- How to complete this task: Write out each record exactly as it stands. No pictures belong in the copy.

⁂

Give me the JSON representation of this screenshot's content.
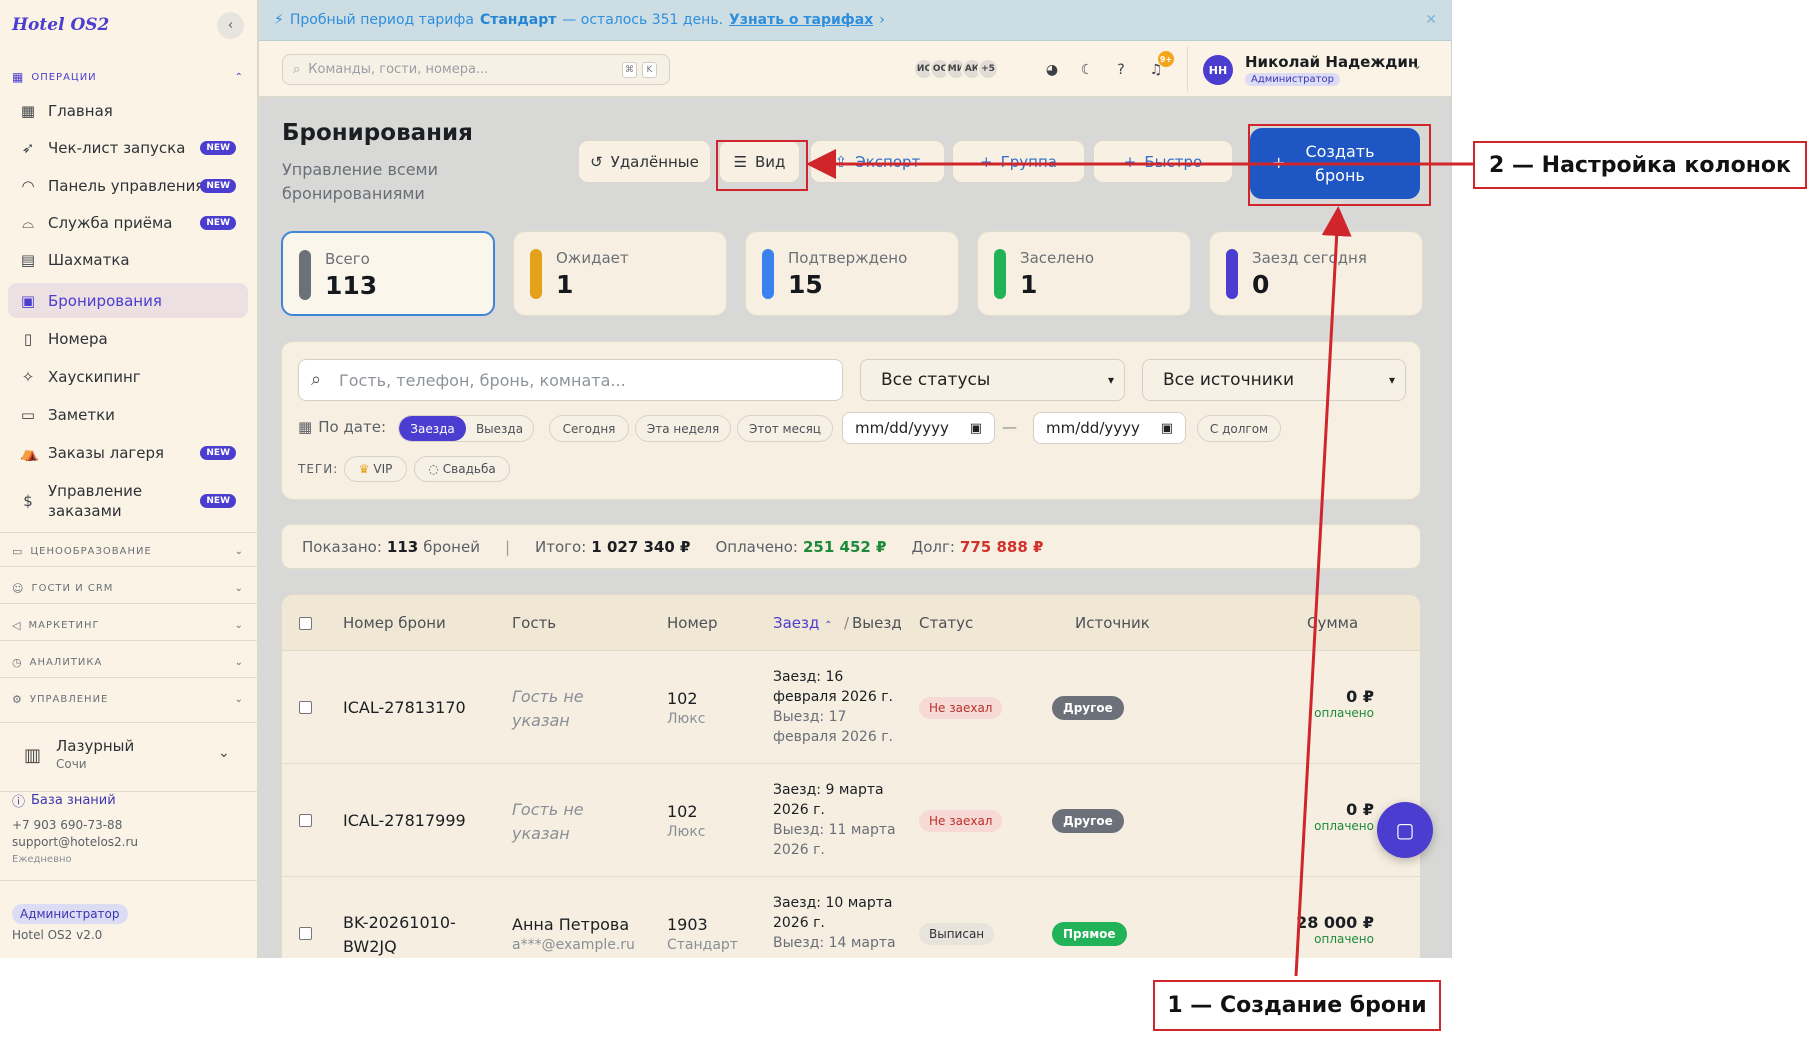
{
  "app": {
    "logo": "Hotel OS2",
    "version": "Hotel OS2 v2.0"
  },
  "sidebar": {
    "section_operations": "ОПЕРАЦИИ",
    "items": [
      {
        "label": "Главная",
        "icon": "grid-icon",
        "new": false
      },
      {
        "label": "Чек-лист запуска",
        "icon": "rocket-icon",
        "new": true
      },
      {
        "label": "Панель управления",
        "icon": "gauge-icon",
        "new": true
      },
      {
        "label": "Служба приёма",
        "icon": "bell-icon",
        "new": true
      },
      {
        "label": "Шахматка",
        "icon": "table-icon",
        "new": false
      },
      {
        "label": "Бронирования",
        "icon": "clipboard-icon",
        "new": false
      },
      {
        "label": "Номера",
        "icon": "door-icon",
        "new": false
      },
      {
        "label": "Хаускипинг",
        "icon": "sparkle-icon",
        "new": false
      },
      {
        "label": "Заметки",
        "icon": "note-icon",
        "new": false
      },
      {
        "label": "Заказы лагеря",
        "icon": "tent-icon",
        "new": true
      },
      {
        "label": "Управление заказами",
        "icon": "receipt-icon",
        "new": true
      }
    ],
    "new_badge": "NEW",
    "sections": [
      "ЦЕНООБРАЗОВАНИЕ",
      "ГОСТИ И CRM",
      "МАРКЕТИНГ",
      "АНАЛИТИКА",
      "УПРАВЛЕНИЕ"
    ],
    "hotel_name": "Лазурный",
    "hotel_city": "Сочи",
    "kb_label": "База знаний",
    "phone": "+7 903 690-73-88",
    "email": "support@hotelos2.ru",
    "hours": "Ежедневно",
    "role": "Администратор"
  },
  "trial": {
    "text": "Пробный период тарифа",
    "plan": "Стандарт",
    "rest": "— осталось 351 день.",
    "link": "Узнать о тарифах"
  },
  "topbar": {
    "command_placeholder": "Команды, гости, номера...",
    "kbd1": "⌘",
    "kbd2": "K",
    "avatars": [
      "ИС",
      "ОС",
      "МИ",
      "АК",
      "+5"
    ],
    "notif_count": "9+",
    "user_initials": "НН",
    "user_name": "Николай Надеждин",
    "user_role": "Администратор"
  },
  "page": {
    "title": "Бронирования",
    "subtitle": "Управление всеми бронированиями",
    "btn_deleted": "Удалённые",
    "btn_view": "Вид",
    "btn_export": "Экспорт",
    "btn_group": "Группа",
    "btn_quick": "Быстро",
    "btn_create": "Создать бронь"
  },
  "stats": [
    {
      "label": "Всего",
      "value": "113",
      "color": "#6b7079"
    },
    {
      "label": "Ожидает",
      "value": "1",
      "color": "#e3a21a"
    },
    {
      "label": "Подтверждено",
      "value": "15",
      "color": "#3b82f0"
    },
    {
      "label": "Заселено",
      "value": "1",
      "color": "#22b257"
    },
    {
      "label": "Заезд сегодня",
      "value": "0",
      "color": "#4b3dcf"
    }
  ],
  "filters": {
    "search_placeholder": "Гость, телефон, бронь, комната...",
    "status": "Все статусы",
    "source": "Все источники",
    "by_date": "По дате:",
    "seg_in": "Заезда",
    "seg_out": "Выезда",
    "today": "Сегодня",
    "week": "Эта неделя",
    "month": "Этот месяц",
    "date_from": "mm/dd/yyyy",
    "date_to": "mm/dd/yyyy",
    "debt": "С долгом",
    "tags_label": "ТЕГИ:",
    "tag_vip": "VIP",
    "tag_wedding": "Свадьба"
  },
  "summary": {
    "shown_label": "Показано:",
    "shown_count": "113",
    "shown_unit": "броней",
    "total_label": "Итого:",
    "total": "1 027 340 ₽",
    "paid_label": "Оплачено:",
    "paid": "251 452 ₽",
    "debt_label": "Долг:",
    "debt": "775 888 ₽"
  },
  "table": {
    "headers": {
      "number": "Номер брони",
      "guest": "Гость",
      "room": "Номер",
      "checkin": "Заезд",
      "checkout": "Выезд",
      "status": "Статус",
      "source": "Источник",
      "sum": "Сумма"
    },
    "rows": [
      {
        "id": "ICAL-27813170",
        "guest": "Гость не указан",
        "guest_sub": "",
        "room": "102",
        "room_type": "Люкс",
        "in": "Заезд: 16 февраля 2026 г.",
        "out": "Выезд: 17 февраля 2026 г.",
        "status": "Не заехал",
        "source": "Другое",
        "sum": "0 ₽",
        "paid": "оплачено"
      },
      {
        "id": "ICAL-27817999",
        "guest": "Гость не указан",
        "guest_sub": "",
        "room": "102",
        "room_type": "Люкс",
        "in": "Заезд: 9 марта 2026 г.",
        "out": "Выезд: 11 марта 2026 г.",
        "status": "Не заехал",
        "source": "Другое",
        "sum": "0 ₽",
        "paid": "оплачено"
      },
      {
        "id": "BK-20261010-BW2JQ",
        "guest": "Анна Петрова",
        "guest_sub": "a***@example.ru",
        "room": "1903",
        "room_type": "Стандарт",
        "in": "Заезд: 10 марта 2026 г.",
        "out": "Выезд: 14 марта",
        "status": "Выписан",
        "source": "Прямое",
        "sum": "28 000 ₽",
        "paid": "оплачено"
      }
    ]
  },
  "annotations": {
    "callout_1": "1 — Создание брони",
    "callout_2": "2 — Настройка колонок",
    "color": "#d0262b"
  }
}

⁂

- Task result:
Give me the JSON representation of this screenshot's content.
{
  "app": {
    "logo": "Hotel OS2",
    "version": "Hotel OS2 v2.0"
  },
  "sidebar": {
    "section_operations": "ОПЕРАЦИИ",
    "items": [
      {
        "label": "Главная",
        "icon": "grid-icon",
        "new": false
      },
      {
        "label": "Чек-лист запуска",
        "icon": "rocket-icon",
        "new": true
      },
      {
        "label": "Панель управления",
        "icon": "gauge-icon",
        "new": true
      },
      {
        "label": "Служба приёма",
        "icon": "bell-icon",
        "new": true
      },
      {
        "label": "Шахматка",
        "icon": "table-icon",
        "new": false
      },
      {
        "label": "Бронирования",
        "icon": "clipboard-icon",
        "new": false
      },
      {
        "label": "Номера",
        "icon": "door-icon",
        "new": false
      },
      {
        "label": "Хаускипинг",
        "icon": "sparkle-icon",
        "new": false
      },
      {
        "label": "Заметки",
        "icon": "note-icon",
        "new": false
      },
      {
        "label": "Заказы лагеря",
        "icon": "tent-icon",
        "new": true
      },
      {
        "label": "Управление заказами",
        "icon": "receipt-icon",
        "new": true
      }
    ],
    "new_badge": "NEW",
    "sections": [
      "ЦЕНООБРАЗОВАНИЕ",
      "ГОСТИ И CRM",
      "МАРКЕТИНГ",
      "АНАЛИТИКА",
      "УПРАВЛЕНИЕ"
    ],
    "hotel_name": "Лазурный",
    "hotel_city": "Сочи",
    "kb_label": "База знаний",
    "phone": "+7 903 690-73-88",
    "email": "support@hotelos2.ru",
    "hours": "Ежедневно",
    "role": "Администратор"
  },
  "trial": {
    "text": "Пробный период тарифа",
    "plan": "Стандарт",
    "rest": "— осталось 351 день.",
    "link": "Узнать о тарифах"
  },
  "topbar": {
    "command_placeholder": "Команды, гости, номера...",
    "kbd1": "⌘",
    "kbd2": "K",
    "avatars": [
      "ИС",
      "ОС",
      "МИ",
      "АК",
      "+5"
    ],
    "notif_count": "9+",
    "user_initials": "НН",
    "user_name": "Николай Надеждин",
    "user_role": "Администратор"
  },
  "page": {
    "title": "Бронирования",
    "subtitle": "Управление всеми бронированиями",
    "btn_deleted": "Удалённые",
    "btn_view": "Вид",
    "btn_export": "Экспорт",
    "btn_group": "Группа",
    "btn_quick": "Быстро",
    "btn_create": "Создать бронь"
  },
  "stats": [
    {
      "label": "Всего",
      "value": "113",
      "color": "#6b7079"
    },
    {
      "label": "Ожидает",
      "value": "1",
      "color": "#e3a21a"
    },
    {
      "label": "Подтверждено",
      "value": "15",
      "color": "#3b82f0"
    },
    {
      "label": "Заселено",
      "value": "1",
      "color": "#22b257"
    },
    {
      "label": "Заезд сегодня",
      "value": "0",
      "color": "#4b3dcf"
    }
  ],
  "filters": {
    "search_placeholder": "Гость, телефон, бронь, комната...",
    "status": "Все статусы",
    "source": "Все источники",
    "by_date": "По дате:",
    "seg_in": "Заезда",
    "seg_out": "Выезда",
    "today": "Сегодня",
    "week": "Эта неделя",
    "month": "Этот месяц",
    "date_from": "mm/dd/yyyy",
    "date_to": "mm/dd/yyyy",
    "debt": "С долгом",
    "tags_label": "ТЕГИ:",
    "tag_vip": "VIP",
    "tag_wedding": "Свадьба"
  },
  "summary": {
    "shown_label": "Показано:",
    "shown_count": "113",
    "shown_unit": "броней",
    "total_label": "Итого:",
    "total": "1 027 340 ₽",
    "paid_label": "Оплачено:",
    "paid": "251 452 ₽",
    "debt_label": "Долг:",
    "debt": "775 888 ₽"
  },
  "table": {
    "headers": {
      "number": "Номер брони",
      "guest": "Гость",
      "room": "Номер",
      "checkin": "Заезд",
      "checkout": "Выезд",
      "status": "Статус",
      "source": "Источник",
      "sum": "Сумма"
    },
    "rows": [
      {
        "id": "ICAL-27813170",
        "guest": "Гость не указан",
        "guest_sub": "",
        "room": "102",
        "room_type": "Люкс",
        "in": "Заезд: 16 февраля 2026 г.",
        "out": "Выезд: 17 февраля 2026 г.",
        "status": "Не заехал",
        "source": "Другое",
        "sum": "0 ₽",
        "paid": "оплачено"
      },
      {
        "id": "ICAL-27817999",
        "guest": "Гость не указан",
        "guest_sub": "",
        "room": "102",
        "room_type": "Люкс",
        "in": "Заезд: 9 марта 2026 г.",
        "out": "Выезд: 11 марта 2026 г.",
        "status": "Не заехал",
        "source": "Другое",
        "sum": "0 ₽",
        "paid": "оплачено"
      },
      {
        "id": "BK-20261010-BW2JQ",
        "guest": "Анна Петрова",
        "guest_sub": "a***@example.ru",
        "room": "1903",
        "room_type": "Стандарт",
        "in": "Заезд: 10 марта 2026 г.",
        "out": "Выезд: 14 марта",
        "status": "Выписан",
        "source": "Прямое",
        "sum": "28 000 ₽",
        "paid": "оплачено"
      }
    ]
  },
  "annotations": {
    "callout_1": "1 — Создание брони",
    "callout_2": "2 — Настройка колонок",
    "color": "#d0262b"
  }
}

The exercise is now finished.